Subsidised patients are any patients who are not classified as full-paying patients. They are categorised according to their ability to pay for health services. In practice, this means that a subsidised patient:
- Is not externally funded, which means that no other fund or entity is required by law to pay their fees.
Patients are classified as single or family units for the purposes of placing them in income categories. A family unit includes a couple, a single parent, or a single person with a dependant. A widow or widower without dependants is a single unit rather than a family unit.
There are four income categories of patients:
- Full subsidisation H0 >Pensioners and the unemployed.
|>||Less than R70 000 single income or R100 000 family income per year.|
|>||From R70 000 to R100 000 single income or R250 000 to R350 000 family income per year.|
||>||More than R250 000 single income or R350 000 family income per year.|
The UPFS Billing Procedure Schedules refer to categories of medical procedure in some instances, for example, for theatre procedures. Every medical procedure is assigned a cost code, A, B, C, D, or E which is a cost code, from A (least expensive) to E (most expensive).
So to find the fee for a particular procedure, you have to know what the cost code is for that procedure. The lists of all the procedures with their cost letter codes are in the Procedures Code Book, Oral Health Code Book. Radiology Code Book, Cosmetic Surgery Code Book and Nuclear Medicine Code Book.
Patients in this group receive most services free of charge. Patients must provide documentary evidence that they fall into this category. The default classification for someone without an income is H1, not H0. The following patients are categorised as H0:
- Social pensioners who receive the following grants:
- Old age.
- Child support.
- Care dependency.
- Disability grant.
- Foster care.
- The formally unemployed, which means persons supported by the Unemployment Insurance Fund (UIF) who can produce a formal document issued by the Department of Labour.
Patients who would normally be H0 patients but who are externally funded for certain treatment, are classified as full-paying, as are patients being treated by a private doctor in a government hospital.
Although patients classified as H0 get various services free of charge, the following are not free of charge for H0 patients:
- Issuing medical reports and X-ray copies, and completion of certificates and forms.
- Cosmetic surgery.
- Contested fatherhood tests (paternity tests).
- Immunisation for foreign travel.
The charges for these items are set out in the UPFS Fee Schedule for subsidised patients.
This is the default group for subsidised patients, which means you are classified as H1 unless there is information available which puts you in another category. Currently, only people with an income of less than R70 000 per year for a single person and R100 000 per year for a family unit fall in this category.

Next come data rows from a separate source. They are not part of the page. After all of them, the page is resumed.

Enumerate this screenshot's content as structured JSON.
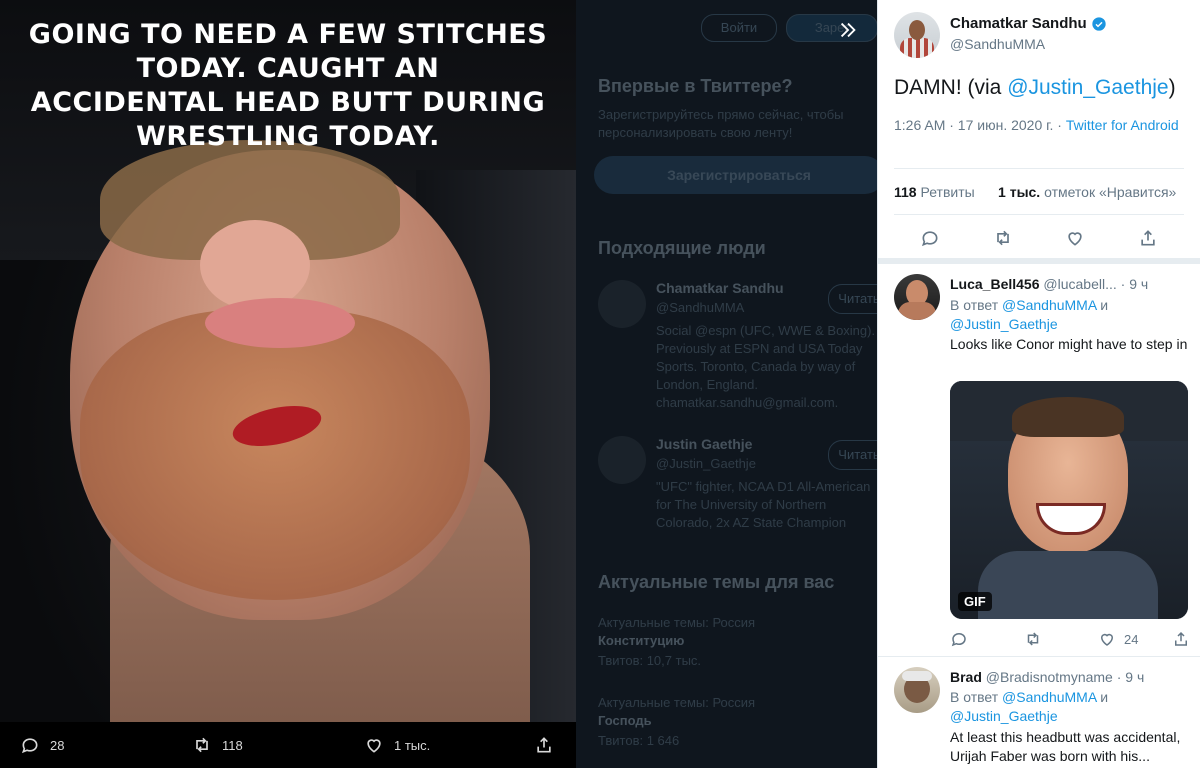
{
  "media": {
    "caption_lines": [
      "Going to need a few stitches today. Caught an",
      "accidental head butt during wrestling today."
    ],
    "actions": {
      "replies": "28",
      "retweets": "118",
      "likes": "1 тыс."
    }
  },
  "background": {
    "login": "Войти",
    "signup_small": "Зарег",
    "new_heading": "Впервые в Твиттере?",
    "new_text": "Зарегистрируйтесь прямо сейчас, чтобы персонализировать свою ленту!",
    "signup_button": "Зарегистрироваться",
    "people_heading": "Подходящие люди",
    "person1": {
      "name": "Chamatkar Sandhu",
      "handle": "@SandhuMMA",
      "follow": "Читать",
      "bio": "Social @espn (UFC, WWE & Boxing). Previously at ESPN and USA Today Sports. Toronto, Canada by way of London, England. chamatkar.sandhu@gmail.com."
    },
    "person2": {
      "name": "Justin Gaethje",
      "handle": "@Justin_Gaethje",
      "follow": "Читать",
      "bio": "\"UFC\" fighter, NCAA D1 All-American for The University of Northern Colorado, 2x AZ State Champion"
    },
    "trends_heading": "Актуальные темы для вас",
    "trend1": {
      "context": "Актуальные темы: Россия",
      "name": "Конституцию",
      "count": "Твитов: 10,7 тыс."
    },
    "trend2": {
      "context": "Актуальные темы: Россия",
      "name": "Господь",
      "count": "Твитов: 1 646"
    }
  },
  "tweet": {
    "author_name": "Chamatkar Sandhu",
    "author_handle": "@SandhuMMA",
    "text_main": "DAMN! (via ",
    "text_mention": "@Justin_Gaethje",
    "text_end": ")",
    "time": "1:26 AM · 17 июн. 2020 г. · ",
    "source": "Twitter for Android",
    "retweets_count": "118",
    "retweets_label": "Ретвиты",
    "likes_count": "1 тыс.",
    "likes_label": "отметок «Нравится»"
  },
  "replies": [
    {
      "name": "Luca_Bell456",
      "handle": "@lucabell...",
      "time": "· 9 ч",
      "reply_to_prefix": "В ответ ",
      "reply_to_1": "@SandhuMMA",
      "reply_to_and": " и",
      "reply_to_2": "@Justin_Gaethje",
      "text": "Looks like Conor might have to step in",
      "gif_label": "GIF",
      "likes": "24"
    },
    {
      "name": "Brad",
      "handle": "@Bradisnotmyname",
      "time": "· 9 ч",
      "reply_to_prefix": "В ответ ",
      "reply_to_1": "@SandhuMMA",
      "reply_to_and": " и",
      "reply_to_2": "@Justin_Gaethje",
      "text": "At least this headbutt was accidental, Urijah Faber was born with his..."
    }
  ],
  "colors": {
    "link": "#1b95e0",
    "text_dark": "#14171a",
    "text_gray": "#657786"
  }
}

How much an H1 patient has to pay for different kinds of treatment is set out in the UPFS Fee Schedule for subsidised patients.
Remember you will need to refer to the Code Books to find the cost code (A, B, C, D) for medical procedures, as the schedule refers to these codes in setting the fees.
The H1 patient tariffs listed in UPFS Fee Schedule for subsidised patients are all inclusive. An all inclusive fee means that additional services such as X-ray are included in the in-patient or consultation fee with certain exceptions such as Dental Laboratory Items. The aforementioned is indicated on the UPFS Fee Schedule.
The fee for a bed in a ward (in-patient fee) is for every 30 days or part thereof. This means that the fee is the same if you spend 30 days in hospital or less than 30 days.
Currently people with an income of more than R70 000 but less than R250 000 per year for a single person and more than R100 000 but less than R350 000 per year for a family unit fall in this category.
For H2 patients, the fee for a bed in a ward (inpatient fee) is for every 12 hours or part thereof. The tariffs for H2 patients are set out in the UPFS Tariff Schedule for subsidised patients. If you move from one ward type to another eg a general to a high care ward during a 12-hour period, the higher fee applies ie high care ward fees.
Patients with an income greater than R250 000 per year for a single person and R350 000 per year for a family unit fall into this category. They are charged for services listed in the UPFS Fee Schedule. Patients in this category are partially subsidised with certain exceptions.
NB: For enquiries please contact the relevant hospital (head of fees/case manager).